* TASK:
Each line of the data below that carries the word "фильм" needs to be copied.

[Data entries]

⁂

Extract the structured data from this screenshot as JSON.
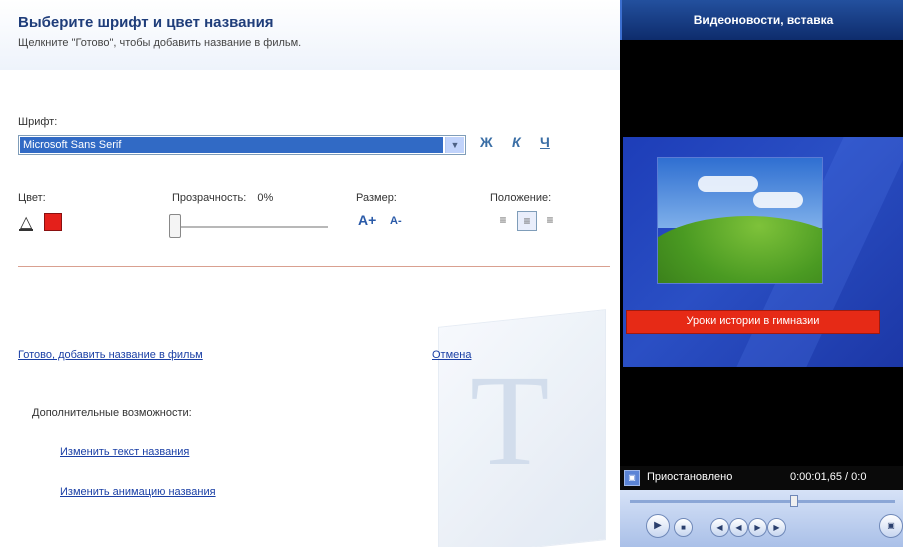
{
  "header": {
    "title": "Выберите шрифт и цвет названия",
    "subtitle": "Щелкните \"Готово\", чтобы добавить название в фильм."
  },
  "font": {
    "label": "Шрифт:",
    "selected": "Microsoft Sans Serif",
    "bold_label": "Ж",
    "italic_label": "К",
    "underline_label": "Ч"
  },
  "color": {
    "label": "Цвет:",
    "swatch": "#e4201b"
  },
  "transparency": {
    "label": "Прозрачность:",
    "value_text": "0%",
    "value": 0
  },
  "size": {
    "label": "Размер:",
    "increase_label": "A+",
    "decrease_label": "A-"
  },
  "position": {
    "label": "Положение:",
    "selected": "center"
  },
  "links": {
    "done": "Готово, добавить название в фильм",
    "cancel": "Отмена"
  },
  "more_options": {
    "label": "Дополнительные возможности:",
    "items": [
      "Изменить текст названия",
      "Изменить анимацию названия"
    ]
  },
  "preview": {
    "title": "Видеоновости, вставка",
    "caption": "Уроки истории в гимназии",
    "status": "Приостановлено",
    "time": "0:00:01,65 / 0:0"
  },
  "colors": {
    "accent_blue": "#316ac5",
    "caption_red": "#e62a16",
    "preview_bg": "#1d3db8"
  }
}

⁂

* TASK RESPONSE:
    "subtitle": "Щелкните \"Готово\", чтобы добавить название в фильм."
    "done": "Готово, добавить название в фильм",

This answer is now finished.